Tracking the Tropics
Storms that Form
WSVN -- South Florida hasn't taken a direct hit from a hurricane since Wilma in 2005.
In fact the U.S. has been spared from a major hurricane since Ike blew into Texas in 2008, but hurricane forecasters warn, it does not take a major storm to do catastrophic damage, just look at Irene from last year.
Bill Read: "The rainwater flooding was probably the biggest challenge we had with Irene."
Irene hit the outer banks of North Carolina as a category 1 hurricane on Aug. 27. It then went back out to sea and headed north, weakening to a tropical storm before making landfall in New Jersey the next day.
Governor Chris Christie: "We're seeing record flooding across the Northern part of our state."
As Irene moved into New Jersey, New York and Vermont, she dumped record amounts of rain spreading devastation throughout the northeast.
Irene is blamed for 56 deaths and $15.6 billion in damage.
Bill Read: "We knew there was going to be severe flash flooding unlike what people had probably seen there in their lifetimes. The disappointing point there was even with the message going out from ourselves, officials and the media a lot of people didn't connect that it meant them.

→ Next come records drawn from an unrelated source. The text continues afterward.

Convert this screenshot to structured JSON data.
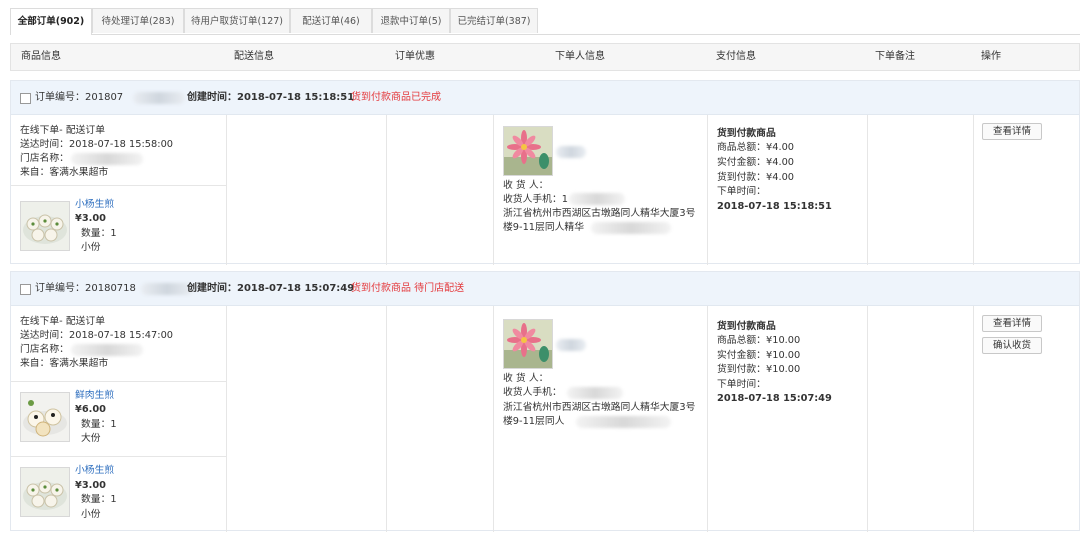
{
  "tabs": [
    {
      "label": "全部订单(902)"
    },
    {
      "label": "待处理订单(283)"
    },
    {
      "label": "待用户取货订单(127)"
    },
    {
      "label": "配送订单(46)"
    },
    {
      "label": "退款中订单(5)"
    },
    {
      "label": "已完结订单(387)"
    }
  ],
  "columns": {
    "product": "商品信息",
    "delivery": "配送信息",
    "discount": "订单优惠",
    "buyer": "下单人信息",
    "payment": "支付信息",
    "remark": "下单备注",
    "actions": "操作"
  },
  "orders": [
    {
      "order_no": "订单编号：201807",
      "created": "创建时间：2018-07-18 15:18:51",
      "status": "货到付款商品已完成",
      "info": {
        "line1": "在线下单- 配送订单",
        "line2": "送达时间：2018-07-18 15:58:00",
        "line3": "门店名称：",
        "line4": "来自：客满水果超市"
      },
      "items": [
        {
          "name": "小杨生煎",
          "price": "¥3.00",
          "qty": "数量：1",
          "spec": "小份"
        }
      ],
      "buyer": {
        "receiver": "收 货 人：",
        "phone": "收货人手机：1",
        "addr1": "浙江省杭州市西湖区古墩路同人精华大厦3号",
        "addr2": "楼9-11层同人精华"
      },
      "payment": {
        "type": "货到付款商品",
        "total": "商品总额：¥4.00",
        "actual": "实付金额：¥4.00",
        "cod": "货到付款：¥4.00",
        "time_label": "下单时间：",
        "time": "2018-07-18 15:18:51"
      },
      "actions": [
        "查看详情"
      ]
    },
    {
      "order_no": "订单编号：20180718",
      "created": "创建时间：2018-07-18 15:07:49",
      "status": "货到付款商品 待门店配送",
      "info": {
        "line1": "在线下单- 配送订单",
        "line2": "送达时间：2018-07-18 15:47:00",
        "line3": "门店名称：",
        "line4": "来自：客满水果超市"
      },
      "items": [
        {
          "name": "鲜肉生煎",
          "price": "¥6.00",
          "qty": "数量：1",
          "spec": "大份"
        },
        {
          "name": "小杨生煎",
          "price": "¥3.00",
          "qty": "数量：1",
          "spec": "小份"
        }
      ],
      "buyer": {
        "receiver": "收 货 人：",
        "phone": "收货人手机：",
        "addr1": "浙江省杭州市西湖区古墩路同人精华大厦3号",
        "addr2": "楼9-11层同人"
      },
      "payment": {
        "type": "货到付款商品",
        "total": "商品总额：¥10.00",
        "actual": "实付金额：¥10.00",
        "cod": "货到付款：¥10.00",
        "time_label": "下单时间：",
        "time": "2018-07-18 15:07:49"
      },
      "actions": [
        "查看详情",
        "确认收货"
      ]
    }
  ]
}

That's the frustrating part for hurricane forecasters they say they put out warnings, but people don't listen.
Bill Read: "They see it on TV. People have floods houses, get washed away, storm surge, wipes out houses and yet every new storm you'll see someone riding out in a place that's at risk because they didn't think it would happen to them."

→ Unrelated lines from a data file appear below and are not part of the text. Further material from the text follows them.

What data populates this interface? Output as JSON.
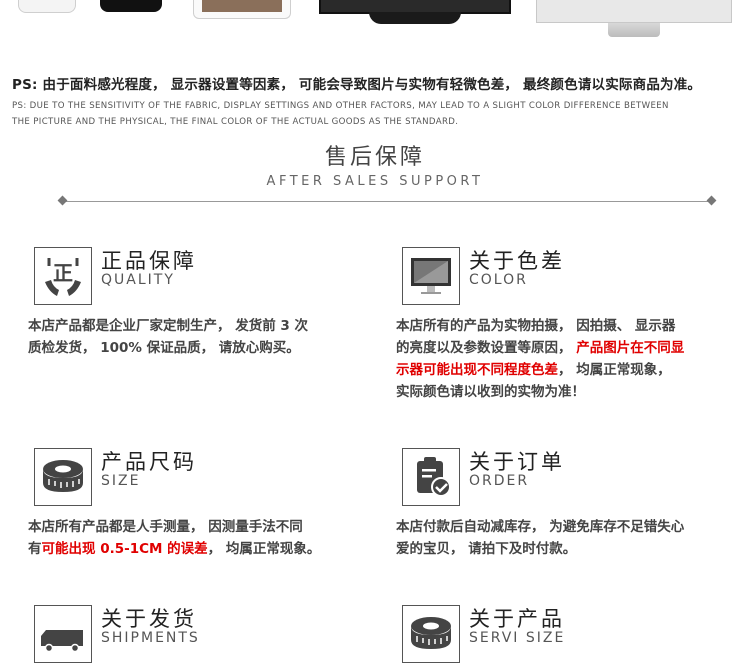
{
  "ps": {
    "cn": "PS: 由于面料感光程度，  显示器设置等因素，  可能会导致图片与实物有轻微色差，  最终颜色请以实际商品为准。",
    "en_line1": "PS: DUE TO THE SENSITIVITY OF THE FABRIC, DISPLAY SETTINGS AND OTHER FACTORS, MAY LEAD TO A SLIGHT COLOR DIFFERENCE BETWEEN",
    "en_line2": "THE PICTURE AND THE PHYSICAL, THE FINAL COLOR OF THE ACTUAL GOODS AS THE STANDARD."
  },
  "section": {
    "title_cn": "售后保障",
    "title_en": "AFTER SALES SUPPORT"
  },
  "features": [
    {
      "title": "正品保障",
      "subtitle": "QUALITY",
      "icon": "quality-hands-icon",
      "desc": [
        "本店产品都是企业厂家定制生产，  发货前 3 次",
        "质检发货，  100% 保证品质，  请放心购买。"
      ]
    },
    {
      "title": "关于色差",
      "subtitle": "COLOR",
      "icon": "monitor-icon",
      "desc_a": "本店所有的产品为实物拍摄，  因拍摄、  显示器",
      "desc_b": "的亮度以及参数设置等原因，  ",
      "desc_red1": "产品图片在不同显",
      "desc_red2": "示器可能出现不同程度色差",
      "desc_c": "，  均属正常现象，",
      "desc_d": "实际颜色请以收到的实物为准！"
    },
    {
      "title": "产品尺码",
      "subtitle": "SIZE",
      "icon": "tape-measure-icon",
      "desc_a": "本店所有产品都是人手测量，  因测量手法不同",
      "desc_b": "有",
      "desc_red": "可能出现 0.5-1CM 的误差",
      "desc_c": "，  均属正常现象。"
    },
    {
      "title": "关于订单",
      "subtitle": "ORDER",
      "icon": "clipboard-check-icon",
      "desc": [
        "本店付款后自动减库存，  为避免库存不足错失心",
        "爱的宝贝，  请拍下及时付款。"
      ]
    },
    {
      "title": "关于发货",
      "subtitle": "SHIPMENTS",
      "icon": "truck-icon"
    },
    {
      "title": "关于产品",
      "subtitle": "SERVI SIZE",
      "icon": "tape-measure-icon"
    }
  ]
}
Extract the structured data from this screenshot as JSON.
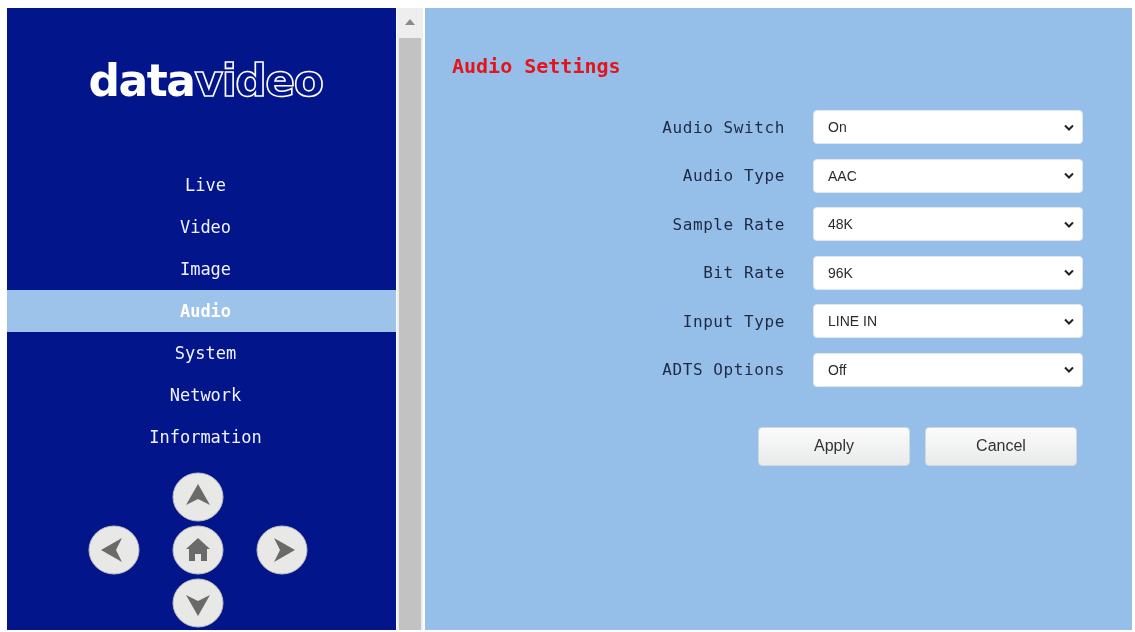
{
  "sidebar": {
    "logo": "**data**video",
    "nav": [
      {
        "label": "Live",
        "selected": false
      },
      {
        "label": "Video",
        "selected": false
      },
      {
        "label": "Image",
        "selected": false
      },
      {
        "label": "Audio",
        "selected": true
      },
      {
        "label": "System",
        "selected": false
      },
      {
        "label": "Network",
        "selected": false
      },
      {
        "label": "Information",
        "selected": false
      }
    ]
  },
  "main": {
    "title": "Audio Settings",
    "fields": [
      {
        "label": "Audio Switch",
        "value": "On"
      },
      {
        "label": "Audio Type",
        "value": "AAC"
      },
      {
        "label": "Sample Rate",
        "value": "48K"
      },
      {
        "label": "Bit Rate",
        "value": "96K"
      },
      {
        "label": "Input Type",
        "value": "LINE IN"
      },
      {
        "label": "ADTS Options",
        "value": "Off"
      }
    ],
    "buttons": [
      "Apply",
      "Cancel"
    ]
  }
}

Now it will be up to Richard Knabb the new director of the National Hurricane Center to get people to hear those warnings. Outgoing director Bill Read says take five minutes and make a very simple plan.
Bill Read: "The first thing to do I leave or stay. Under what conditions do I leave or stay?"
If you're leaving where will you go? If you stay, what will you need?
Bill Read: "What do I need to get by. The recommendation is three days. I go seven, I don't buy a bunch of exotic foods that I'll never eat that I throw away and feel like I've wasted the money."
And finally make sure you tell your family your plan.
Bill Read: "The anxiety going on from friends and family trying to find out about you after communications goes out is unnecessary if you took care of business on the front end there."
Because there is no getting around the fact there will be storms that form.